- **PROBLEM STATEMENT**
Your task is to extract every entry that follows word for word while excluding the pictures.

- **PROVIDED RECORDS**
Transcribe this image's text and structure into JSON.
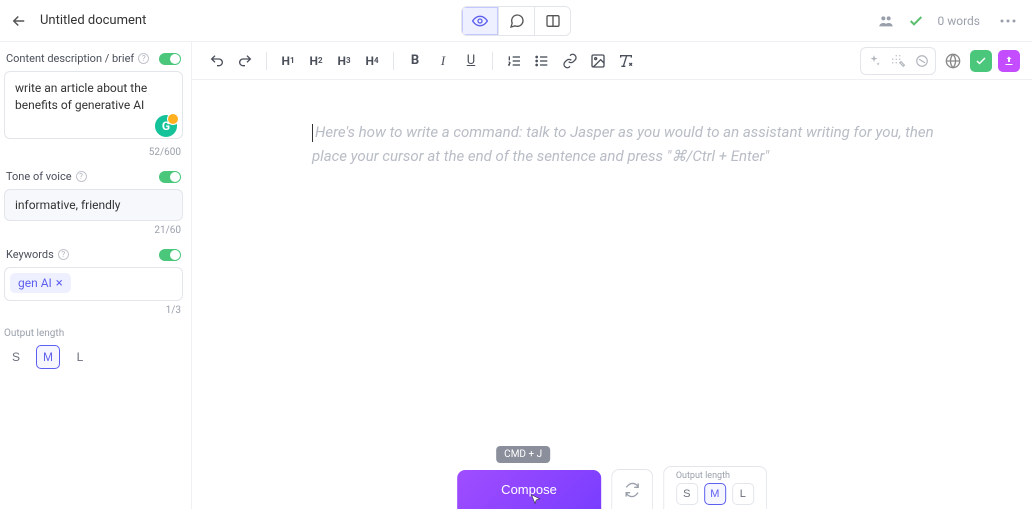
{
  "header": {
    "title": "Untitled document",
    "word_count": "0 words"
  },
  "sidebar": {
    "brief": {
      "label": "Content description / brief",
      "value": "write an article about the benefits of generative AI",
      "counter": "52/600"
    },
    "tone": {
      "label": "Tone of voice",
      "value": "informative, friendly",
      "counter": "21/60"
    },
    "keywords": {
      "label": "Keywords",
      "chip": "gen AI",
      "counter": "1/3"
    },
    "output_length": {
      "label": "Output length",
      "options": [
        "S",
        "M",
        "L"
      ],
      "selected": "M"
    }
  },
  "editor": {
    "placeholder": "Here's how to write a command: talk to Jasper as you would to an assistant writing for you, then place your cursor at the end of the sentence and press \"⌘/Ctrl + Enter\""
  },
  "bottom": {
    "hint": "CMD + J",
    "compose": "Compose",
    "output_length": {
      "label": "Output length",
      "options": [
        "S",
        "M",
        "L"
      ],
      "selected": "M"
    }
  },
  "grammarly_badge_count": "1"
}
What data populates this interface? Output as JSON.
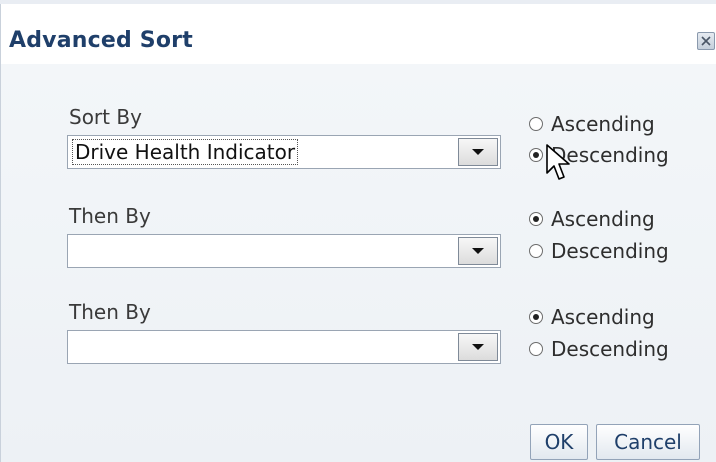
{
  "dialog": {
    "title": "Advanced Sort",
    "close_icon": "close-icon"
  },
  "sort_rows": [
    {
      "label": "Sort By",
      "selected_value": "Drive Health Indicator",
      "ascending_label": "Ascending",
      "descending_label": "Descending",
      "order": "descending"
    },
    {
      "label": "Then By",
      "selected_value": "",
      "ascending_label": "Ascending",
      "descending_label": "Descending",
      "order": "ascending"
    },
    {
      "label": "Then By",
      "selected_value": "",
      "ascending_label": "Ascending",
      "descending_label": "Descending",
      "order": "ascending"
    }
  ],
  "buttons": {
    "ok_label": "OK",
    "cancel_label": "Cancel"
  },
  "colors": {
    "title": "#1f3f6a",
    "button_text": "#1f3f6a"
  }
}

- **TASK ANSWER**
Transcribe this image's text and structure into JSON.
{
  "header": {
    "title": "Untitled document",
    "word_count": "0 words"
  },
  "sidebar": {
    "brief": {
      "label": "Content description / brief",
      "value": "write an article about the benefits of generative AI",
      "counter": "52/600"
    },
    "tone": {
      "label": "Tone of voice",
      "value": "informative, friendly",
      "counter": "21/60"
    },
    "keywords": {
      "label": "Keywords",
      "chip": "gen AI",
      "counter": "1/3"
    },
    "output_length": {
      "label": "Output length",
      "options": [
        "S",
        "M",
        "L"
      ],
      "selected": "M"
    }
  },
  "editor": {
    "placeholder": "Here's how to write a command: talk to Jasper as you would to an assistant writing for you, then place your cursor at the end of the sentence and press \"⌘/Ctrl + Enter\""
  },
  "bottom": {
    "hint": "CMD + J",
    "compose": "Compose",
    "output_length": {
      "label": "Output length",
      "options": [
        "S",
        "M",
        "L"
      ],
      "selected": "M"
    }
  },
  "grammarly_badge_count": "1"
}
What data populates this interface? Output as JSON.
{
  "dialog": {
    "title": "Advanced Sort",
    "close_icon": "close-icon"
  },
  "sort_rows": [
    {
      "label": "Sort By",
      "selected_value": "Drive Health Indicator",
      "ascending_label": "Ascending",
      "descending_label": "Descending",
      "order": "descending"
    },
    {
      "label": "Then By",
      "selected_value": "",
      "ascending_label": "Ascending",
      "descending_label": "Descending",
      "order": "ascending"
    },
    {
      "label": "Then By",
      "selected_value": "",
      "ascending_label": "Ascending",
      "descending_label": "Descending",
      "order": "ascending"
    }
  ],
  "buttons": {
    "ok_label": "OK",
    "cancel_label": "Cancel"
  },
  "colors": {
    "title": "#1f3f6a",
    "button_text": "#1f3f6a"
  }
}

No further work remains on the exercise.